This book results from a unique, direct collaboration with children and young people aged from 8-18, where Alex Strick, co-founder of Inclusive Minds, asked them what they would say to their younger selves to inspire, reassure and enthuse them about the future. Their responses have been worked into a truly remarkable text, which follows 14 characters from babies to toddler through to young adults. Each character is brought vividly to individual life by the beautiful, richly detailed illustrations of Steve Anthony and reflects a truly diverse range of different interests, identities and friendships. Each vignette tells a continuing story as they grow and change, and a clever and subtle use of colour enables even very young readers to track their development. The language is beautifully paced and the scenes depicted are absolutely redolent of authentic life experiences. Inspirational, aspirational, reassuring and hopeful, this important book deserves a place in every classroom and will truly allow every child to feel seen, heard and respected.
Shortlisted for the UKLA Book Awards 2022 Information Books 3-14 | Modern Art Explorer is a witty and brilliantly illustrated introduction to modern art for children that takes readers undercover to discover the stories behind thirty famous artworks from the Centre Pompidou's collection in Paris. Modern art has never seemed so exciting!
A Julia Eccleshare Pick of the Month June 2021 | Thoughtful and inspiring, Protest! covers the theory of protest – how it works, why people take part, why it is so important in bringing about change – and, above all, the tactics to bring about change that were used in any particular protest. The individual protests are grouped together under headings including: Independence and Resistance which contains ‘Resisting the Nazis’; Rights for Women from ‘Suffragettes’ to ‘Women’s Lib’ and, bringing the subject up to date, Global Uprising including ‘Arab Spring’, ‘Hong Kong’ and ‘Black Lives Matter’ and New Grassroots including ‘Extinction Rebellion’ and ‘School Strikes’. In the text and illustrations, Alice and Emily Haworth-Booth make these campaigns from the past vivid.
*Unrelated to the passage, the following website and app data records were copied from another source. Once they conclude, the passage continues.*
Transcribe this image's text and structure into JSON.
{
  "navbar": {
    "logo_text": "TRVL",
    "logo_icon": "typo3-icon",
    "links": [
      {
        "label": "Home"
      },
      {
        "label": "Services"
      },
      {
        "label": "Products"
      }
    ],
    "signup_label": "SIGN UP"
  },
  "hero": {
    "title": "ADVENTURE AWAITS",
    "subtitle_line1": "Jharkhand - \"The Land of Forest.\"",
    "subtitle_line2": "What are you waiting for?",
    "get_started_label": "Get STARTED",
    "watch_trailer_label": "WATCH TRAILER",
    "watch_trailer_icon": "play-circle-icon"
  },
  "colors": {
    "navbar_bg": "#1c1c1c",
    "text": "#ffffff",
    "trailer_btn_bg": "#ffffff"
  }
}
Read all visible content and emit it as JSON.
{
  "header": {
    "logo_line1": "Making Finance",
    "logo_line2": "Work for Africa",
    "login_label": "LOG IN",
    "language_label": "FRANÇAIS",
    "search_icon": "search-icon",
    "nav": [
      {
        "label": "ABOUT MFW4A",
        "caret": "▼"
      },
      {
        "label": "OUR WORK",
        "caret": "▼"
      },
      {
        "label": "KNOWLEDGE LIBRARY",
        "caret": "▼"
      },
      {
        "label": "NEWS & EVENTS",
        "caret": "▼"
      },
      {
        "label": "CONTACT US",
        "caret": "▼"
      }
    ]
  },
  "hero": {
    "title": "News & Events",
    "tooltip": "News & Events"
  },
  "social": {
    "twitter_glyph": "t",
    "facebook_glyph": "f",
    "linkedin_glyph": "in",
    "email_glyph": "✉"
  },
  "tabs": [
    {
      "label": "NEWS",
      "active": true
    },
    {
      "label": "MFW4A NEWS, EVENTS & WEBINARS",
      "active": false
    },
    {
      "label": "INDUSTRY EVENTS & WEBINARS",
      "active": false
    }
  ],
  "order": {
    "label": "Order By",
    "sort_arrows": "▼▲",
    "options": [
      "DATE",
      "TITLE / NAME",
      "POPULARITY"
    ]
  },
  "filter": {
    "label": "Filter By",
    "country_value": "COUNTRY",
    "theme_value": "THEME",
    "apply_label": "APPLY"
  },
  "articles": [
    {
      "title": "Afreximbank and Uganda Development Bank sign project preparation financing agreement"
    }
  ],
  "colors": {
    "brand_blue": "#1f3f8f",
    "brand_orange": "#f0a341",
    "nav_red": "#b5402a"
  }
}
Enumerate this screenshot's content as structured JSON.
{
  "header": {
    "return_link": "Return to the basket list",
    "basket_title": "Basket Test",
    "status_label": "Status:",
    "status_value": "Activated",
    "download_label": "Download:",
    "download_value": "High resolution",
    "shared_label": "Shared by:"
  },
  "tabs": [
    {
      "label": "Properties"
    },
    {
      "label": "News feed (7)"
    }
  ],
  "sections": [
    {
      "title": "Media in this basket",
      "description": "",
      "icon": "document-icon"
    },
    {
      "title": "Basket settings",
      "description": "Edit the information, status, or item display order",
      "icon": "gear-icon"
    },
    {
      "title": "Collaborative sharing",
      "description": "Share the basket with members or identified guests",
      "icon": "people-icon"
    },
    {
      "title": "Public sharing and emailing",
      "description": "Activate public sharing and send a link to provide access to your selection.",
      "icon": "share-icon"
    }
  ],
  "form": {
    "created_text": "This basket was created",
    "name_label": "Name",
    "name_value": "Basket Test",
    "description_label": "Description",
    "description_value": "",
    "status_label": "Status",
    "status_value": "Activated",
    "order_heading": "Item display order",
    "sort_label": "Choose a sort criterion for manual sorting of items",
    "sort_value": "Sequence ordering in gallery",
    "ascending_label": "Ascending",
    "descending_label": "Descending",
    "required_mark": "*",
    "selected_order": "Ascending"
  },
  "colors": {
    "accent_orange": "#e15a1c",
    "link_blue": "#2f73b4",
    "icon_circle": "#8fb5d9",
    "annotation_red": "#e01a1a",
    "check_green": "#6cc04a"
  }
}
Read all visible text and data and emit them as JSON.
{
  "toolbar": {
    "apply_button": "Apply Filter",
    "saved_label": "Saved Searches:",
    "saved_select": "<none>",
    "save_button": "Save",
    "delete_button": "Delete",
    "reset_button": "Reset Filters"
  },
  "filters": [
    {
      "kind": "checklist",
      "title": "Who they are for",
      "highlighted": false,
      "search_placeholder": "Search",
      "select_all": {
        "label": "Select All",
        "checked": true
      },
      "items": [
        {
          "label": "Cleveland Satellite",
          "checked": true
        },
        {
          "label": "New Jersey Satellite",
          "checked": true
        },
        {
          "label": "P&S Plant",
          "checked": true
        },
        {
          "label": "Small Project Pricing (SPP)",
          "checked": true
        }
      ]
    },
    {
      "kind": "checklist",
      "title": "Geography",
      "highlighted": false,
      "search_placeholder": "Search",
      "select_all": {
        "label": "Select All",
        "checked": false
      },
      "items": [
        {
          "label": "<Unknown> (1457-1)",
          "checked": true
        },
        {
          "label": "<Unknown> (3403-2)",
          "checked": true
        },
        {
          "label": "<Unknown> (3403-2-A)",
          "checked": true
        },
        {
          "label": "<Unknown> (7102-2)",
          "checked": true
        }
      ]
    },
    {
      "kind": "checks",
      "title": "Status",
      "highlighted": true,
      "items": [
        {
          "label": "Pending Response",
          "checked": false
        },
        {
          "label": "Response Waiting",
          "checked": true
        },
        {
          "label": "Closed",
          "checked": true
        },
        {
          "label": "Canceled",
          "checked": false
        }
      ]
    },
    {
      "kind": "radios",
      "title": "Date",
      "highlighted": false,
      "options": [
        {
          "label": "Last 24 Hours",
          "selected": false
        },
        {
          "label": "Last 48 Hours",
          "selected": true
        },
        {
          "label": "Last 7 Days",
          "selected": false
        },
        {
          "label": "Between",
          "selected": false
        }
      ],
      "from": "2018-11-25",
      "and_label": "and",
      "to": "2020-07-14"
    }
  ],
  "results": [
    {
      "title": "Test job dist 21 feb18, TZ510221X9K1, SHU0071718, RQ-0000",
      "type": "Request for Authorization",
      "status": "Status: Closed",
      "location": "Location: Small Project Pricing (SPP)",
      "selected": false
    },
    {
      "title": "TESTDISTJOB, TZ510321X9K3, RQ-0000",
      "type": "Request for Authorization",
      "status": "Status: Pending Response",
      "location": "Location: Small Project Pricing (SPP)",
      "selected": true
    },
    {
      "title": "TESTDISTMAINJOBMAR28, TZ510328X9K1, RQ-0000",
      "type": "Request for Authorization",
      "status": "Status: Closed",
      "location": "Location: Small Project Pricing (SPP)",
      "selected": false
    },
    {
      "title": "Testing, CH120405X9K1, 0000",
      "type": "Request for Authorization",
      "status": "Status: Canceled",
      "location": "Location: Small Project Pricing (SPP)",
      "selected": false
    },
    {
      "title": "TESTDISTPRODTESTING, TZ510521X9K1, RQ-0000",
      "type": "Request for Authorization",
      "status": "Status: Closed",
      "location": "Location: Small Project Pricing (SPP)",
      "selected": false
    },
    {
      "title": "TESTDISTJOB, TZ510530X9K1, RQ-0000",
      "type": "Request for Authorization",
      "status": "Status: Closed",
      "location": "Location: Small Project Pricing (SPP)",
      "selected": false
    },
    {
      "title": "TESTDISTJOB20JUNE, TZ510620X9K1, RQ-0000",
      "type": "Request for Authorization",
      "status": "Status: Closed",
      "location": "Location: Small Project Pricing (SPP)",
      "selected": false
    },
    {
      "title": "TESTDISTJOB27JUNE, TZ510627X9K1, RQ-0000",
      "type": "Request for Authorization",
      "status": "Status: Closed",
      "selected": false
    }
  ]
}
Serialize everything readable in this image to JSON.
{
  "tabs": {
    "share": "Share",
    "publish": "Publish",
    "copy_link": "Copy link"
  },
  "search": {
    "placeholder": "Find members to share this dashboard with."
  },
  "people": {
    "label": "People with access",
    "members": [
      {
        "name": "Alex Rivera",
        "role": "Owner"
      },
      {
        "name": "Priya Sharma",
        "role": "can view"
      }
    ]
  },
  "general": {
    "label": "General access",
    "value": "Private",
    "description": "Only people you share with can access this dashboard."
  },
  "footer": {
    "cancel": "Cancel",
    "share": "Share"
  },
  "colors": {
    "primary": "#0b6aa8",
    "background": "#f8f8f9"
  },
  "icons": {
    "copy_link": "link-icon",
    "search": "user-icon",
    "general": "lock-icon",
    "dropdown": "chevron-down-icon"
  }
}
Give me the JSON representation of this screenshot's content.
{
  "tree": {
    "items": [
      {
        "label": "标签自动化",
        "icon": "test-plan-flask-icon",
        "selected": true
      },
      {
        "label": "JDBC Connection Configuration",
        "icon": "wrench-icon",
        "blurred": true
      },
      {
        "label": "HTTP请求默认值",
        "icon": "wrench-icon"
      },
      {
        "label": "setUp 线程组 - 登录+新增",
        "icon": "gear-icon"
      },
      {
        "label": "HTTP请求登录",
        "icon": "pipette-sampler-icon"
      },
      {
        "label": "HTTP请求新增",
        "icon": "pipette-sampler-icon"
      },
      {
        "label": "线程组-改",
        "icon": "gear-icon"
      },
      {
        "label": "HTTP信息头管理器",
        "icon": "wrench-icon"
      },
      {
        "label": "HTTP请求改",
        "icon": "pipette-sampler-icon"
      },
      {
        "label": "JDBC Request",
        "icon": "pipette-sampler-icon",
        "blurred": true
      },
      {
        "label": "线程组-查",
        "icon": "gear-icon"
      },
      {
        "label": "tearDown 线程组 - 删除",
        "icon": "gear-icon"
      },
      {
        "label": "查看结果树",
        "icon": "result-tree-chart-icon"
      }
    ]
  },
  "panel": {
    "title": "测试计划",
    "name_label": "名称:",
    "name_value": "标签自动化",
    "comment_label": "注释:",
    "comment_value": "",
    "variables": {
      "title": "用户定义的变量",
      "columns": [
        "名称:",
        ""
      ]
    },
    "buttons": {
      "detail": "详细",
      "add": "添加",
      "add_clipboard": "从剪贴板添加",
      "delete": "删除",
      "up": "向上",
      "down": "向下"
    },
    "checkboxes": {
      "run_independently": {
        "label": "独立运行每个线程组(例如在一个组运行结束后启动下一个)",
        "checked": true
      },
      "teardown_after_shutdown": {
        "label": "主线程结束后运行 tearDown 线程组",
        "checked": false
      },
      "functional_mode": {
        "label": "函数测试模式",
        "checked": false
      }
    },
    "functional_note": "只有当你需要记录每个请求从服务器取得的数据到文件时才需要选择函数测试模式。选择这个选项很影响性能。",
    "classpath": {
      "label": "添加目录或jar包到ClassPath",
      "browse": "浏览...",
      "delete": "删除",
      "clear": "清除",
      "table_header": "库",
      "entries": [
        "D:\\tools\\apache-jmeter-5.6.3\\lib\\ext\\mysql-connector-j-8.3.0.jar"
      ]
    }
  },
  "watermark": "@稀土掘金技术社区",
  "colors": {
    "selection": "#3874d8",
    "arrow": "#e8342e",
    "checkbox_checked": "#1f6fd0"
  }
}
Through their telling of these stories – which they acknowledge are the campaigns that they themselves are committed to -they inspire all those with a cause to support to get involved.
Shortlisted for the UKLA Book Award ages 3-6 | I wonder, then, what freedom is. Is it a place? Is it a thought? Can it be stolen? Can it be bought? As powerful as it is beautiful, Freedom, We Sing is a lyrical picture book designed to inspire and give hope to readers around the world. Molly Mendoza's immersive, lush illustrations invite kids into the text, to ask themselves what it means to be free, while lyrical and emotive text is provided by musician Amyra Leon.
This book offers a fun and quirky introduction to famous artists, writers and scientists, via their pets. We learn a great deal about Sigmund Freud for example through the story of his beloved chow chow Jofi, who was present in his owner’s famous treatment rooms for seven years. Similarly, it’s much easier to identify with Isaac Newton once you know about his little dog, Diamond, or Henri Matisse as you learn about his cats Minouche, Coussi and la Puce. Some of the pets of course are interesting in their own right too – the crocodiles Dorothy Parker kept in her bath, or Charles Dickens’ talking raven Grip, who stars in Barnaby Rudge and also inspired Edgar Allen Poe’s poem The Raven. There are full page illustrations of each pet and owner and opposite a page of lively, accessible information about the pair and their relationship. Unusual, handsomely illustrated and inspiring.